[EXERCISE BRIEF]: Find the word "JSON" in the records and copy every line where it occurs.

[DATA SUPPLIED]:

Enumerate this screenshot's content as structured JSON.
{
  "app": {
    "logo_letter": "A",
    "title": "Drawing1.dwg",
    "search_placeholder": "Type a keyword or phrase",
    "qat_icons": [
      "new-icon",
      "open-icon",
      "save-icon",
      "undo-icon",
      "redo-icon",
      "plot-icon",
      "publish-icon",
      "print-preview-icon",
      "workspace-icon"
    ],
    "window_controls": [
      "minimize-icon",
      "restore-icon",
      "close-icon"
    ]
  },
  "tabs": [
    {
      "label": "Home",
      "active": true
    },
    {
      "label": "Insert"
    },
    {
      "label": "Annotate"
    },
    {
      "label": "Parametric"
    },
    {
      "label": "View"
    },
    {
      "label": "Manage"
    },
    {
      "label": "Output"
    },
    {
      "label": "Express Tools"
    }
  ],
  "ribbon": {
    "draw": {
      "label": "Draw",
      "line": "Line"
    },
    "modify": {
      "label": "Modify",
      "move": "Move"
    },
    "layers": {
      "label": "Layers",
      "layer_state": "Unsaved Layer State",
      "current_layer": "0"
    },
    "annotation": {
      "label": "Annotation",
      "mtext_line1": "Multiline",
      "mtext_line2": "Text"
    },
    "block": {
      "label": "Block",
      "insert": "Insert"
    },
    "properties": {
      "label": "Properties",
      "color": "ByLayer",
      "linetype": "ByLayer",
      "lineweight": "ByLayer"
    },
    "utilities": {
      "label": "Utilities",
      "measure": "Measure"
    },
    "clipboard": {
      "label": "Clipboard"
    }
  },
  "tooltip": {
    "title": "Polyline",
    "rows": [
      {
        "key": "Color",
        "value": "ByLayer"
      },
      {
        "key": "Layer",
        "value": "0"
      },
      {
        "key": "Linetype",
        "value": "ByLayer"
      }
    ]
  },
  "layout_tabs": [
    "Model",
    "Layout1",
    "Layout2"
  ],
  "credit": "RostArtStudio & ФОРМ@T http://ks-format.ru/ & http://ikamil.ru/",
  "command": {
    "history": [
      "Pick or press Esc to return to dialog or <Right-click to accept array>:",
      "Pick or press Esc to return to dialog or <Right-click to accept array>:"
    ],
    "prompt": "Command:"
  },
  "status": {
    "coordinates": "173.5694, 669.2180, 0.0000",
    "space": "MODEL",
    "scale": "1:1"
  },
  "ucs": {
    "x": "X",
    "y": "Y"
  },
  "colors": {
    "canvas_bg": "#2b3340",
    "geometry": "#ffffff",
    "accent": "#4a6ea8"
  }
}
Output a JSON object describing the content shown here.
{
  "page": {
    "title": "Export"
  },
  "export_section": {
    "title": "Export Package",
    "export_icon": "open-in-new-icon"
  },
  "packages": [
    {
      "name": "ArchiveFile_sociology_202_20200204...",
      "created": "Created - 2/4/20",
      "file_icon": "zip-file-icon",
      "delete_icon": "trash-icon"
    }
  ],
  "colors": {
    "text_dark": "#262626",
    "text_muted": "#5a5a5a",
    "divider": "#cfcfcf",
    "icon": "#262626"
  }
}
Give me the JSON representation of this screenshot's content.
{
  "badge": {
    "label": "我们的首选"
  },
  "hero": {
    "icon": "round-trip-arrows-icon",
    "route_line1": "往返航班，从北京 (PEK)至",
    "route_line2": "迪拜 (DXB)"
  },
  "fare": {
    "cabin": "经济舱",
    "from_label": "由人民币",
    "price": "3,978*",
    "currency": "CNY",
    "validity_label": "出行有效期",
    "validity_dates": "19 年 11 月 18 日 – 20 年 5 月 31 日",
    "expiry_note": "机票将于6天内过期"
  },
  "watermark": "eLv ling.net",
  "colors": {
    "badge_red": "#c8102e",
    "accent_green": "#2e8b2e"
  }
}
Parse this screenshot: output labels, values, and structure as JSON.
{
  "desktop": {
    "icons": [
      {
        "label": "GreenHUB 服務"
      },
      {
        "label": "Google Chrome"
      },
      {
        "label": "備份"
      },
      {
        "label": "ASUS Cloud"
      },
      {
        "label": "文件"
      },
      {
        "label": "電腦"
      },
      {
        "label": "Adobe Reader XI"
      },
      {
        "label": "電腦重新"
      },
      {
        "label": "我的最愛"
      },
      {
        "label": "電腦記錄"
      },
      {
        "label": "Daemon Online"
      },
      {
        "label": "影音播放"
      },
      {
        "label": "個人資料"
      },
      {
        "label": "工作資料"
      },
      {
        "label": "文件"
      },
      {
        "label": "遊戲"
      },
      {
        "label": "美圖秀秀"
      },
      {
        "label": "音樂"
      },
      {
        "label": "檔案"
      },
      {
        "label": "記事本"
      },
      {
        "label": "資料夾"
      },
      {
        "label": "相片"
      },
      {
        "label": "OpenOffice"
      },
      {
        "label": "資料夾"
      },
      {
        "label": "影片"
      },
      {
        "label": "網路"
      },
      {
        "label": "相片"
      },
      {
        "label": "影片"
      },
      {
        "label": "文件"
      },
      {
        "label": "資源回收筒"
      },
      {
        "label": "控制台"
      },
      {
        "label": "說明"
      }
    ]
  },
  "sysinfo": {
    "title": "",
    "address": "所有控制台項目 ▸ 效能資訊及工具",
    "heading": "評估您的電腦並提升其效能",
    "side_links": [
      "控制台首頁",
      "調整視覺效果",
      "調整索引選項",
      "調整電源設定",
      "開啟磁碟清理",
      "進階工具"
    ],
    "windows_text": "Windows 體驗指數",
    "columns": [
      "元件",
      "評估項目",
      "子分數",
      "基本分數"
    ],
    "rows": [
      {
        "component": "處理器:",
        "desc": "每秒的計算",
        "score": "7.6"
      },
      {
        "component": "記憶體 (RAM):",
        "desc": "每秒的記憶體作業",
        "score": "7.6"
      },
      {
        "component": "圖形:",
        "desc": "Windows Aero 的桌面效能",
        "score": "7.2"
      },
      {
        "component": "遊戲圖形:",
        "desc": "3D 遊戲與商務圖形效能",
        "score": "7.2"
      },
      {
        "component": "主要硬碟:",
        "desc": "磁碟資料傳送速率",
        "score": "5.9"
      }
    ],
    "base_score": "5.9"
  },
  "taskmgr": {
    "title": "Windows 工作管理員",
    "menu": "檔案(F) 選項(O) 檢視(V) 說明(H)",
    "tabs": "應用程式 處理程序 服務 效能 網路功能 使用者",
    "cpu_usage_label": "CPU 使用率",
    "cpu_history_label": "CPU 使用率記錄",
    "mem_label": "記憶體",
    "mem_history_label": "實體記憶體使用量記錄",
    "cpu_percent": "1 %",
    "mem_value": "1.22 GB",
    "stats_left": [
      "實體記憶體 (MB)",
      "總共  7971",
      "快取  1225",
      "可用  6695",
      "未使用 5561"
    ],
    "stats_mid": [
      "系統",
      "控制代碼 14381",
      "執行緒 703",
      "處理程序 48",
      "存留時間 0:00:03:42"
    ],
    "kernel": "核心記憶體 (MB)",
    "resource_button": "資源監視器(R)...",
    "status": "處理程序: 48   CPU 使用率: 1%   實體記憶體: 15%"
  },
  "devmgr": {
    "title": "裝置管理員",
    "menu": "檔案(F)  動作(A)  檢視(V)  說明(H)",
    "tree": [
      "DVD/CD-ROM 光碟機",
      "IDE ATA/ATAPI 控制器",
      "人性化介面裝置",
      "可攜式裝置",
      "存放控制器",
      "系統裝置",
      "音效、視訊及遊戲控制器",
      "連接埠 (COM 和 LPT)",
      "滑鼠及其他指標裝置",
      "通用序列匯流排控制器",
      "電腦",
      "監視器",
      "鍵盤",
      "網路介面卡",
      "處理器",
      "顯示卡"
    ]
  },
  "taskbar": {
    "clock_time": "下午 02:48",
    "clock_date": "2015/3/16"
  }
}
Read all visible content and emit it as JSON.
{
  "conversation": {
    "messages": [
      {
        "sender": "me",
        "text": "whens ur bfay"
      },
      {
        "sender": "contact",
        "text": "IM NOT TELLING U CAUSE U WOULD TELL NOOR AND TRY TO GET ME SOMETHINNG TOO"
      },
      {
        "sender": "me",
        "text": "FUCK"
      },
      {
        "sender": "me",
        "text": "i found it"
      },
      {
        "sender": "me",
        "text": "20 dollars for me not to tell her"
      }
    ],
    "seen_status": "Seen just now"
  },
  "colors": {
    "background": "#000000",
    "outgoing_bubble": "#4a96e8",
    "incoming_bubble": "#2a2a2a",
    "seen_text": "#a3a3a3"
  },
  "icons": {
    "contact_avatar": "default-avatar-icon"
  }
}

[ANSWER SPACE]:
Enumerate this screenshot's content as structured JSON.
Output a JSON object describing the content shown here.
Give me the JSON representation of this screenshot's content.
Parse this screenshot: output labels, values, and structure as JSON.
Read all visible content and emit it as JSON.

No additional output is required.